The building at 190 Bowery is a mystery: a graffiti-covered Gilded Age relic, with a beat-up wooden door that looks like it hasn’t been opened since La Guardia was mayor. A few years ago, that described a lot of the neighborhood, but with the Bowery Hotel and the New Museum, the Rogan and John Varvatos boutiques, 190 is now an anomaly, not the norm. Why isn’t some developer turning it into luxury condos?
Because Jay Maisel, the photographer who bought it 42 years ago for $102,000, still lives there, with his wife, Linda Adam Maisel, and daughter, Amanda. It isn’t a decrepit ruin; 190 Bowery is a six-story, 72-room, 35,000-square-foot (depending on how you measure) single-family home.
There's another building that I've been curious about: 421 E. Sixth Street between First Avenue and Avenue A.
I was told years back that an artist lives there. Indeed.
According to Forgotten New York: "421 was a Con Edison substation built in 1920-21 that converted direct current to alternating. It is at present (2008) the studio of modern artist/sculptor Walter De Maria. His most famous installation is The Lightning Field (1977) is permanently installed in the desert at Quemado, New Mexico, and was commissioned by the Dia Art Foundation, who run the site and provide accommodation for visitors. The work consists of hundreds of stainless steel rods projecting from the ground to a uniform height of around six metres (20 feet). Rows of 20 rods extend for one mile, while rows of 16 extend for a kilometre, making a square grid of standard and metric proportions. The work is designed to attract spectacular lightning strikes."
NY Songlines has a few more details: "This building, which looks like a giant-robot laboratory, was actually built in 1919-21 as a New York Edison transformer substation — turning DC current into AC. Since 1980 it's been owned by artist Walter De Maria."

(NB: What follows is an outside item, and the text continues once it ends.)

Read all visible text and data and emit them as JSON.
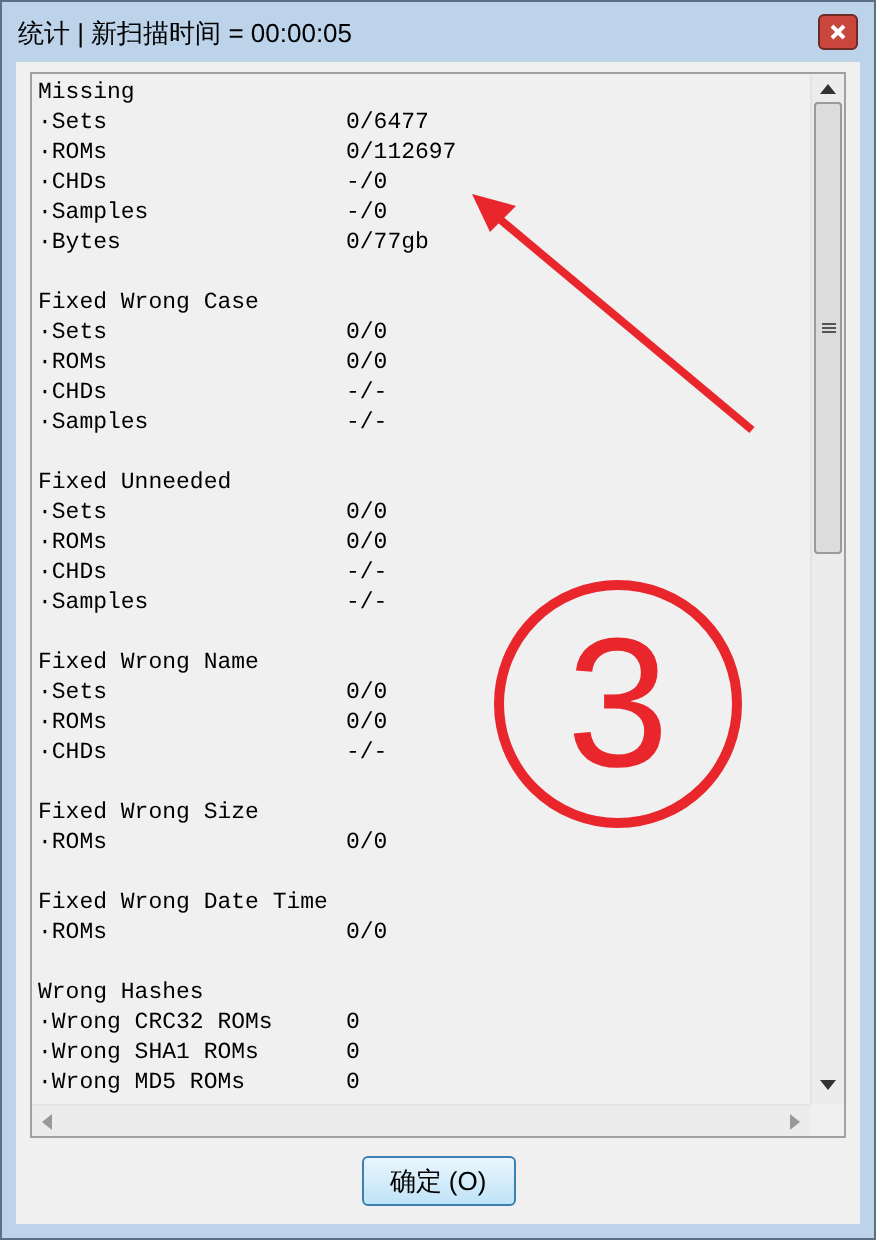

Wonder if we'll ever get to see the inside of this space...
Miss Representation on 421 E. Sixth St.